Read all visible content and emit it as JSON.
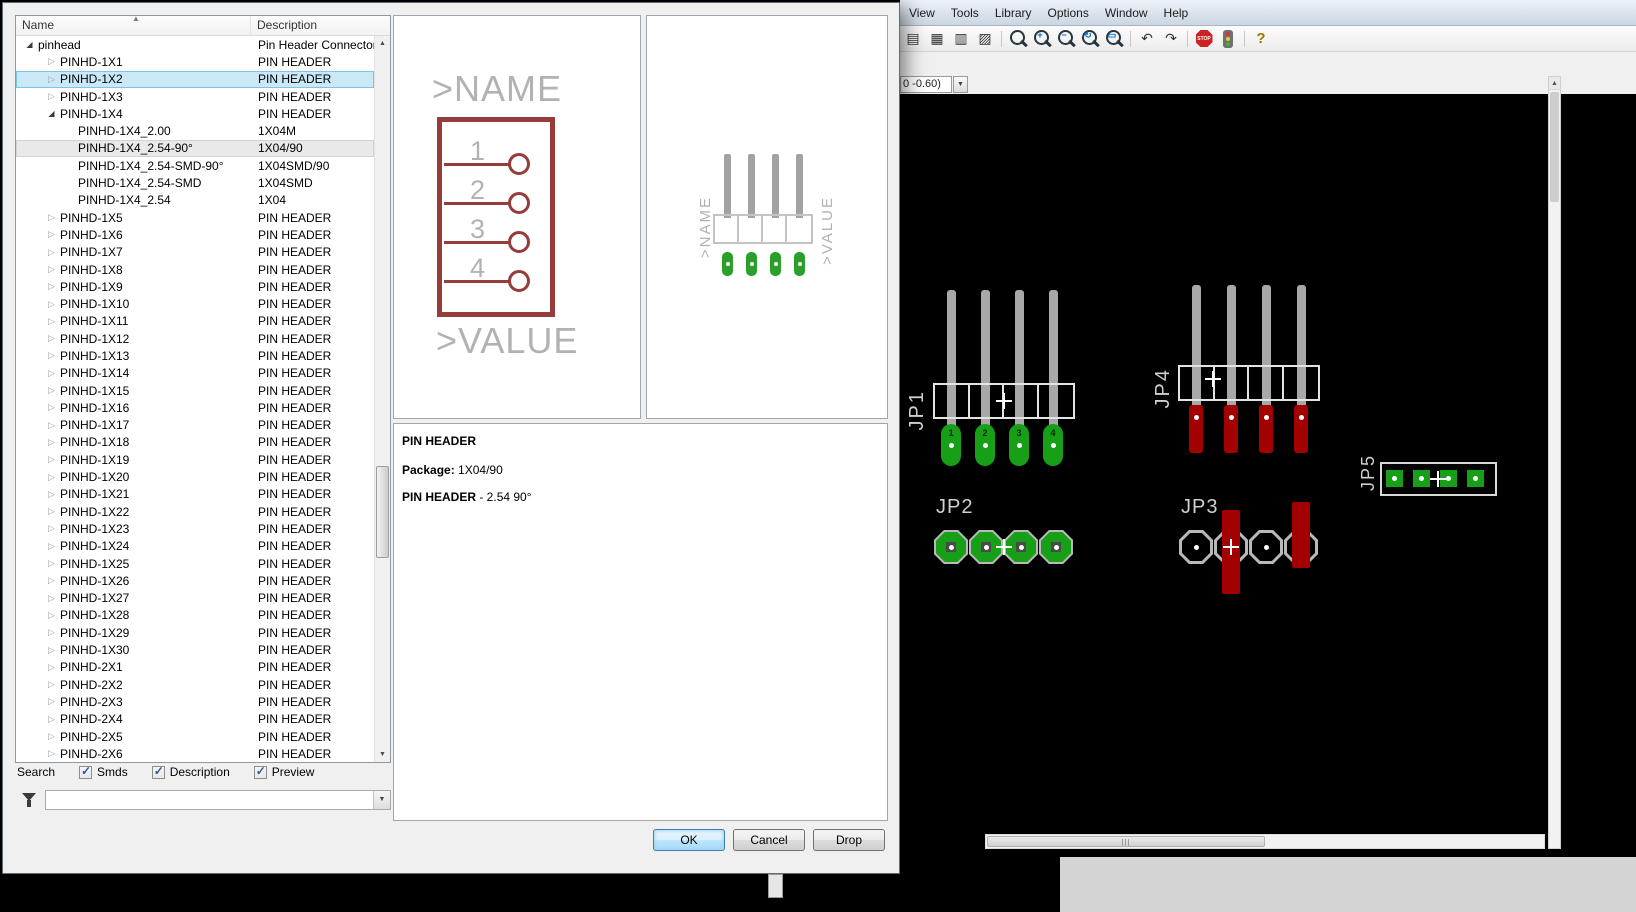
{
  "colors": {
    "selection_blue": "#cbe8f6",
    "pad_green": "#17a017",
    "copper_red": "#a30000",
    "symbol_maroon": "#963c3a",
    "silkscreen": "#e3e3e3"
  },
  "dialog": {
    "tree": {
      "columns": [
        "Name",
        "Description"
      ],
      "items": [
        {
          "name": "pinhead",
          "desc": "Pin Header Connectors",
          "cls": "lvl0 expanded"
        },
        {
          "name": "PINHD-1X1",
          "desc": "PIN HEADER",
          "cls": "lvl1 collapsed"
        },
        {
          "name": "PINHD-1X2",
          "desc": "PIN HEADER",
          "cls": "lvl1 collapsed selected"
        },
        {
          "name": "PINHD-1X3",
          "desc": "PIN HEADER",
          "cls": "lvl1 collapsed"
        },
        {
          "name": "PINHD-1X4",
          "desc": "PIN HEADER",
          "cls": "lvl1 expanded"
        },
        {
          "name": "PINHD-1X4_2.00",
          "desc": "1X04M",
          "cls": "lvl2"
        },
        {
          "name": "PINHD-1X4_2.54-90°",
          "desc": "1X04/90",
          "cls": "lvl2 subselected"
        },
        {
          "name": "PINHD-1X4_2.54-SMD-90°",
          "desc": "1X04SMD/90",
          "cls": "lvl2"
        },
        {
          "name": "PINHD-1X4_2.54-SMD",
          "desc": "1X04SMD",
          "cls": "lvl2"
        },
        {
          "name": "PINHD-1X4_2.54",
          "desc": "1X04",
          "cls": "lvl2"
        },
        {
          "name": "PINHD-1X5",
          "desc": "PIN HEADER",
          "cls": "lvl1 collapsed"
        },
        {
          "name": "PINHD-1X6",
          "desc": "PIN HEADER",
          "cls": "lvl1 collapsed"
        },
        {
          "name": "PINHD-1X7",
          "desc": "PIN HEADER",
          "cls": "lvl1 collapsed"
        },
        {
          "name": "PINHD-1X8",
          "desc": "PIN HEADER",
          "cls": "lvl1 collapsed"
        },
        {
          "name": "PINHD-1X9",
          "desc": "PIN HEADER",
          "cls": "lvl1 collapsed"
        },
        {
          "name": "PINHD-1X10",
          "desc": "PIN HEADER",
          "cls": "lvl1 collapsed"
        },
        {
          "name": "PINHD-1X11",
          "desc": "PIN HEADER",
          "cls": "lvl1 collapsed"
        },
        {
          "name": "PINHD-1X12",
          "desc": "PIN HEADER",
          "cls": "lvl1 collapsed"
        },
        {
          "name": "PINHD-1X13",
          "desc": "PIN HEADER",
          "cls": "lvl1 collapsed"
        },
        {
          "name": "PINHD-1X14",
          "desc": "PIN HEADER",
          "cls": "lvl1 collapsed"
        },
        {
          "name": "PINHD-1X15",
          "desc": "PIN HEADER",
          "cls": "lvl1 collapsed"
        },
        {
          "name": "PINHD-1X16",
          "desc": "PIN HEADER",
          "cls": "lvl1 collapsed"
        },
        {
          "name": "PINHD-1X17",
          "desc": "PIN HEADER",
          "cls": "lvl1 collapsed"
        },
        {
          "name": "PINHD-1X18",
          "desc": "PIN HEADER",
          "cls": "lvl1 collapsed"
        },
        {
          "name": "PINHD-1X19",
          "desc": "PIN HEADER",
          "cls": "lvl1 collapsed"
        },
        {
          "name": "PINHD-1X20",
          "desc": "PIN HEADER",
          "cls": "lvl1 collapsed"
        },
        {
          "name": "PINHD-1X21",
          "desc": "PIN HEADER",
          "cls": "lvl1 collapsed"
        },
        {
          "name": "PINHD-1X22",
          "desc": "PIN HEADER",
          "cls": "lvl1 collapsed"
        },
        {
          "name": "PINHD-1X23",
          "desc": "PIN HEADER",
          "cls": "lvl1 collapsed"
        },
        {
          "name": "PINHD-1X24",
          "desc": "PIN HEADER",
          "cls": "lvl1 collapsed"
        },
        {
          "name": "PINHD-1X25",
          "desc": "PIN HEADER",
          "cls": "lvl1 collapsed"
        },
        {
          "name": "PINHD-1X26",
          "desc": "PIN HEADER",
          "cls": "lvl1 collapsed"
        },
        {
          "name": "PINHD-1X27",
          "desc": "PIN HEADER",
          "cls": "lvl1 collapsed"
        },
        {
          "name": "PINHD-1X28",
          "desc": "PIN HEADER",
          "cls": "lvl1 collapsed"
        },
        {
          "name": "PINHD-1X29",
          "desc": "PIN HEADER",
          "cls": "lvl1 collapsed"
        },
        {
          "name": "PINHD-1X30",
          "desc": "PIN HEADER",
          "cls": "lvl1 collapsed"
        },
        {
          "name": "PINHD-2X1",
          "desc": "PIN HEADER",
          "cls": "lvl1 collapsed"
        },
        {
          "name": "PINHD-2X2",
          "desc": "PIN HEADER",
          "cls": "lvl1 collapsed"
        },
        {
          "name": "PINHD-2X3",
          "desc": "PIN HEADER",
          "cls": "lvl1 collapsed"
        },
        {
          "name": "PINHD-2X4",
          "desc": "PIN HEADER",
          "cls": "lvl1 collapsed"
        },
        {
          "name": "PINHD-2X5",
          "desc": "PIN HEADER",
          "cls": "lvl1 collapsed"
        },
        {
          "name": "PINHD-2X6",
          "desc": "PIN HEADER",
          "cls": "lvl1 collapsed"
        }
      ]
    },
    "search": {
      "label": "Search",
      "combo_value": "",
      "checkboxes": [
        {
          "label": "Smds",
          "cls": "checked"
        },
        {
          "label": "Description",
          "cls": "checked"
        },
        {
          "label": "Preview",
          "cls": "checked"
        }
      ]
    },
    "symbol_preview": {
      "name_label": ">NAME",
      "value_label": ">VALUE",
      "pins": [
        "1",
        "2",
        "3",
        "4"
      ]
    },
    "package_preview": {
      "name_label": ">NAME",
      "value_label": ">VALUE"
    },
    "info": {
      "title": "PIN HEADER",
      "package_label": "Package:",
      "package_value": " 1X04/90",
      "desc_bold": "PIN HEADER",
      "desc_rest": " - 2.54 90°"
    },
    "buttons": {
      "ok": "OK",
      "cancel": "Cancel",
      "drop": "Drop"
    }
  },
  "editor": {
    "menu": [
      {
        "name": "menu-view",
        "label": "View"
      },
      {
        "name": "menu-tools",
        "label": "Tools"
      },
      {
        "name": "menu-library",
        "label": "Library"
      },
      {
        "name": "menu-options",
        "label": "Options"
      },
      {
        "name": "menu-window",
        "label": "Window"
      },
      {
        "name": "menu-help",
        "label": "Help"
      }
    ],
    "toolbar": [
      {
        "name": "sheet-icon",
        "cls": "txt",
        "glyph": "▤"
      },
      {
        "name": "cam-icon",
        "cls": "txt",
        "glyph": "▦"
      },
      {
        "name": "grid-icon",
        "cls": "txt",
        "glyph": "▥"
      },
      {
        "name": "table-icon",
        "cls": "txt",
        "glyph": "▨"
      },
      {
        "name": "toolbar-separator",
        "cls": "sep",
        "glyph": ""
      },
      {
        "name": "zoom-fit-icon",
        "cls": "mag",
        "glyph": ""
      },
      {
        "name": "zoom-in-icon",
        "cls": "mag",
        "glyph": "+"
      },
      {
        "name": "zoom-out-icon",
        "cls": "mag",
        "glyph": "−"
      },
      {
        "name": "zoom-redraw-icon",
        "cls": "mag",
        "glyph": "↻"
      },
      {
        "name": "zoom-select-icon",
        "cls": "mag",
        "glyph": "▭"
      },
      {
        "name": "toolbar-separator",
        "cls": "sep",
        "glyph": ""
      },
      {
        "name": "undo-icon",
        "cls": "txt",
        "glyph": "↶"
      },
      {
        "name": "redo-icon",
        "cls": "txt",
        "glyph": "↷"
      },
      {
        "name": "toolbar-separator",
        "cls": "sep",
        "glyph": ""
      },
      {
        "name": "stop-icon",
        "cls": "stop",
        "glyph": "STOP"
      },
      {
        "name": "traffic-light-icon",
        "cls": "traffic",
        "glyph": ""
      },
      {
        "name": "toolbar-separator",
        "cls": "sep",
        "glyph": ""
      },
      {
        "name": "help-icon",
        "cls": "txt help",
        "glyph": "?"
      }
    ],
    "coord_text": "0 -0.60)",
    "board": {
      "jp1": {
        "label": "JP1",
        "pads": [
          "1",
          "2",
          "3",
          "4"
        ]
      },
      "jp2": {
        "label": "JP2"
      },
      "jp3": {
        "label": "JP3"
      },
      "jp4": {
        "label": "JP4"
      },
      "jp5": {
        "label": "JP5"
      }
    }
  }
}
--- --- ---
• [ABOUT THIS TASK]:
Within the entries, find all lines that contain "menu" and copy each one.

• [COMPLETED EXERCISE]:
    "menu": [
        "name": "menu-view",
        "name": "menu-tools",
        "name": "menu-library",
        "name": "menu-options",
        "name": "menu-window",
        "name": "menu-help",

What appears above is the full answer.